Directions for this task:
Show every line of the data where the word "icon" can be found.

(Interface dataset entries)
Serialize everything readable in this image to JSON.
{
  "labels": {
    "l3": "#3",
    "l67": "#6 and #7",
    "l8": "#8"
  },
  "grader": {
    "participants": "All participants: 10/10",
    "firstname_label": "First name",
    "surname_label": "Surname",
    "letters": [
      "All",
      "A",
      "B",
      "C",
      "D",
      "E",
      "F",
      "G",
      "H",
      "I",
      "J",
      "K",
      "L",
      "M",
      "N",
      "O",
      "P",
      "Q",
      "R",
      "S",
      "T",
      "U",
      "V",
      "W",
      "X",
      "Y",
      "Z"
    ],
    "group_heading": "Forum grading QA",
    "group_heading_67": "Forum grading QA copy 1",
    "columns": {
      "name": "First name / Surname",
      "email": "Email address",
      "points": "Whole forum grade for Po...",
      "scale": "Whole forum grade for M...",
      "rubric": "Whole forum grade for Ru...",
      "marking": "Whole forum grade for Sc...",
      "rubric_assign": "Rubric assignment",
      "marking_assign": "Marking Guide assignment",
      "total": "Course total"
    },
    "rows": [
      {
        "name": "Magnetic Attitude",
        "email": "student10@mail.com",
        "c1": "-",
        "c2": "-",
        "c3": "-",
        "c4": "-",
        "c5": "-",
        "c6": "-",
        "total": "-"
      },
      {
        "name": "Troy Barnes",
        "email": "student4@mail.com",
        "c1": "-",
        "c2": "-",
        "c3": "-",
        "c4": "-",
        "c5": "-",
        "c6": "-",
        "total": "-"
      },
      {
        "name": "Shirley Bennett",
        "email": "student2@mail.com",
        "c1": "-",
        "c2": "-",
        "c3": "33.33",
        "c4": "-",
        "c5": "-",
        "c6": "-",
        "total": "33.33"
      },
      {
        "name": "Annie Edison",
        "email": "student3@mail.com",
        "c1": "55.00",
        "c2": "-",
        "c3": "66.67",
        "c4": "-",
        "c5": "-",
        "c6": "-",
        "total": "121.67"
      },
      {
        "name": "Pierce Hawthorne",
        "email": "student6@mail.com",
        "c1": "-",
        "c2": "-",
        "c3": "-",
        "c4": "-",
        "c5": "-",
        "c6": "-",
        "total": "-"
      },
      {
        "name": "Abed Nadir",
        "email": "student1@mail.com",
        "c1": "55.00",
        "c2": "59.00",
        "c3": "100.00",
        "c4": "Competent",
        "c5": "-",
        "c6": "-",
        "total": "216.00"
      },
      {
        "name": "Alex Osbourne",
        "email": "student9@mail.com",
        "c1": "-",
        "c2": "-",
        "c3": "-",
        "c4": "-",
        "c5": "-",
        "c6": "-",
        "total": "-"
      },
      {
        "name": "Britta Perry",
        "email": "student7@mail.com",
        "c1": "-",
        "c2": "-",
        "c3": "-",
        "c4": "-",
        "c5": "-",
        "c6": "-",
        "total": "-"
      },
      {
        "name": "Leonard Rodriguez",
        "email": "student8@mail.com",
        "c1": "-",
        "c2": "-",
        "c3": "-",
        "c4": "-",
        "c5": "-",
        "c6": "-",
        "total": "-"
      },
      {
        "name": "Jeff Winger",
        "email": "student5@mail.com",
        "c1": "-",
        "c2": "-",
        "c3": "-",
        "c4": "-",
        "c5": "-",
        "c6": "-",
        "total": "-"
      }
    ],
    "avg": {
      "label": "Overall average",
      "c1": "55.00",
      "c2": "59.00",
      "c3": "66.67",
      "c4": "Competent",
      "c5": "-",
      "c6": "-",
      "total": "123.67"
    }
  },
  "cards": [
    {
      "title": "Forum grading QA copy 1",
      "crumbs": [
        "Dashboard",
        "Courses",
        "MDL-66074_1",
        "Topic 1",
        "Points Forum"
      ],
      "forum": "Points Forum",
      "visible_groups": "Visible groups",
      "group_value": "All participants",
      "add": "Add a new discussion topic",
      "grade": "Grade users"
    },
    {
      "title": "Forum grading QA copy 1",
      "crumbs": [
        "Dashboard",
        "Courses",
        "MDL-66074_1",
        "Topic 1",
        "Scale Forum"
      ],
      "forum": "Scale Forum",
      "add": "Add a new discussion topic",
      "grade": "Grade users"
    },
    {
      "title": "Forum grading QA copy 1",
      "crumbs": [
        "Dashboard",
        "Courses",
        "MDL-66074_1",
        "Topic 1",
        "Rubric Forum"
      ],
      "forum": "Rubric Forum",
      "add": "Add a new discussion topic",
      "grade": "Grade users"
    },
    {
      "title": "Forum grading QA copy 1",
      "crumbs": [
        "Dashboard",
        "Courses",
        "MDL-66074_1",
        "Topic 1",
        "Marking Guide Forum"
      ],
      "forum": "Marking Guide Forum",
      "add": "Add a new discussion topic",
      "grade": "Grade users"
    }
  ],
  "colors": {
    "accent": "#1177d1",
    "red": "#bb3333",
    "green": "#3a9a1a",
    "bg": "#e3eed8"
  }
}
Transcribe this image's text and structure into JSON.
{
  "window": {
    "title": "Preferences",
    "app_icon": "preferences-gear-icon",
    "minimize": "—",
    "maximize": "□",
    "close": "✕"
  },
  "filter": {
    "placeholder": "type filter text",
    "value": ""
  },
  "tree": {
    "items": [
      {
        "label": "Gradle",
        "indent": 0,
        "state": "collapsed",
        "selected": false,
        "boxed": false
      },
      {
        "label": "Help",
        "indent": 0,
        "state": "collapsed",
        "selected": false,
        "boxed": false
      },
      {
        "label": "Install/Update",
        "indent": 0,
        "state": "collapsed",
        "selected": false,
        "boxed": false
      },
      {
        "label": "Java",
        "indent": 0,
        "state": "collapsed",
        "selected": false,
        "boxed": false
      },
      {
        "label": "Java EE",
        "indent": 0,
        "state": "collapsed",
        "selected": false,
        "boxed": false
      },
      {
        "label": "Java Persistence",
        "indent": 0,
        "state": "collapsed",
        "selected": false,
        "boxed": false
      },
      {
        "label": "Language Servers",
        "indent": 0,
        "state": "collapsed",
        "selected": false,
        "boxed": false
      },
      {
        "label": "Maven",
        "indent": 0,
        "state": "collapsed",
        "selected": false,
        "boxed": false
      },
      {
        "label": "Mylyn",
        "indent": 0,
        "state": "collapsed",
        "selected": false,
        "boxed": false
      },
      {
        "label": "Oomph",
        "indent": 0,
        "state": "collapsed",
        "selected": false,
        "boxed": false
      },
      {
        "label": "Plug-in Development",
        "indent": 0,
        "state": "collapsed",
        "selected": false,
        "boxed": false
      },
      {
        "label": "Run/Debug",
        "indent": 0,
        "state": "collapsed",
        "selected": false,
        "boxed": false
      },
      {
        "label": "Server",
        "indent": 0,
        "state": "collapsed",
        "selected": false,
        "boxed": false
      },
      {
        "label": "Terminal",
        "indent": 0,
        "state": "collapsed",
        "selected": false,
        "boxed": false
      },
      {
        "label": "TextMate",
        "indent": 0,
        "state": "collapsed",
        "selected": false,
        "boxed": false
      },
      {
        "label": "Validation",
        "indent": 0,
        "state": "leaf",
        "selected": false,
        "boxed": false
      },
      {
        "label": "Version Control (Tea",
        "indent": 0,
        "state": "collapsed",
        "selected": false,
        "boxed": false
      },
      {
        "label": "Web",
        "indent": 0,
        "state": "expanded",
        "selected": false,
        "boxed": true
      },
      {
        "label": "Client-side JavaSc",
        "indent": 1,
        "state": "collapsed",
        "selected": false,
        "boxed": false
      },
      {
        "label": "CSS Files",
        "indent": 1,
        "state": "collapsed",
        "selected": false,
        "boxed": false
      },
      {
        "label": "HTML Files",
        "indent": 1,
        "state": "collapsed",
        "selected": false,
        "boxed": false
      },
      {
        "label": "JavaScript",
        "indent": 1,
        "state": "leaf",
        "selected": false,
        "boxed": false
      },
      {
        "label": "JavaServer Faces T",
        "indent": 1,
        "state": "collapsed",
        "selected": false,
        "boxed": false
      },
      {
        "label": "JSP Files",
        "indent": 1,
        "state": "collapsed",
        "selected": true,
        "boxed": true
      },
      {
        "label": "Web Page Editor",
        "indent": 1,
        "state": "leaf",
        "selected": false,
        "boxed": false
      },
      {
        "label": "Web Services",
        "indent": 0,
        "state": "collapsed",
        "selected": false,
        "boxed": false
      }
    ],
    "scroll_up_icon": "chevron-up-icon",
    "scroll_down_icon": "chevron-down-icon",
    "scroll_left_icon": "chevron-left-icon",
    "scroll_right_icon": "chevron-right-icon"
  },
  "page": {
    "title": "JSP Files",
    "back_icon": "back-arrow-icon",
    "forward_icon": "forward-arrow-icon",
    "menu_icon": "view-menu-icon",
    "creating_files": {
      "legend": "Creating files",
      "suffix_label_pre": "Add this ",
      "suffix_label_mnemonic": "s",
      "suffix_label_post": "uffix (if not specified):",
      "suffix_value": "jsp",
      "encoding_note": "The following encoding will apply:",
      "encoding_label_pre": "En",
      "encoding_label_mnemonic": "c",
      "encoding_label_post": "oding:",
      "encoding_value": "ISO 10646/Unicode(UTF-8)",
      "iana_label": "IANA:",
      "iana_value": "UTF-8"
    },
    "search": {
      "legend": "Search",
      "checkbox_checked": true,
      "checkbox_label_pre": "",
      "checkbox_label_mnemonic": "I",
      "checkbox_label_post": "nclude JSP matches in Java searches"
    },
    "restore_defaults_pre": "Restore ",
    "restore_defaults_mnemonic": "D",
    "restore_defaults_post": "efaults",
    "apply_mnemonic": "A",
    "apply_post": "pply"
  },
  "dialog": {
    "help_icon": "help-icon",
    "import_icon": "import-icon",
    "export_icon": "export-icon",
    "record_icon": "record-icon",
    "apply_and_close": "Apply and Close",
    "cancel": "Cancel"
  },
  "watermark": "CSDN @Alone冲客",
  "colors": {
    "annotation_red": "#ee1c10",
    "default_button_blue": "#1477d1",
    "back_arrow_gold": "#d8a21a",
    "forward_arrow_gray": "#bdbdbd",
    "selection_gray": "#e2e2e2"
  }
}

Exercise solution:
    "app_icon": "preferences-gear-icon",
    "scroll_up_icon": "chevron-up-icon",
    "scroll_down_icon": "chevron-down-icon",
    "scroll_left_icon": "chevron-left-icon",
    "scroll_right_icon": "chevron-right-icon"
    "back_icon": "back-arrow-icon",
    "forward_icon": "forward-arrow-icon",
    "menu_icon": "view-menu-icon",
    "help_icon": "help-icon",
    "import_icon": "import-icon",
    "export_icon": "export-icon",
    "record_icon": "record-icon",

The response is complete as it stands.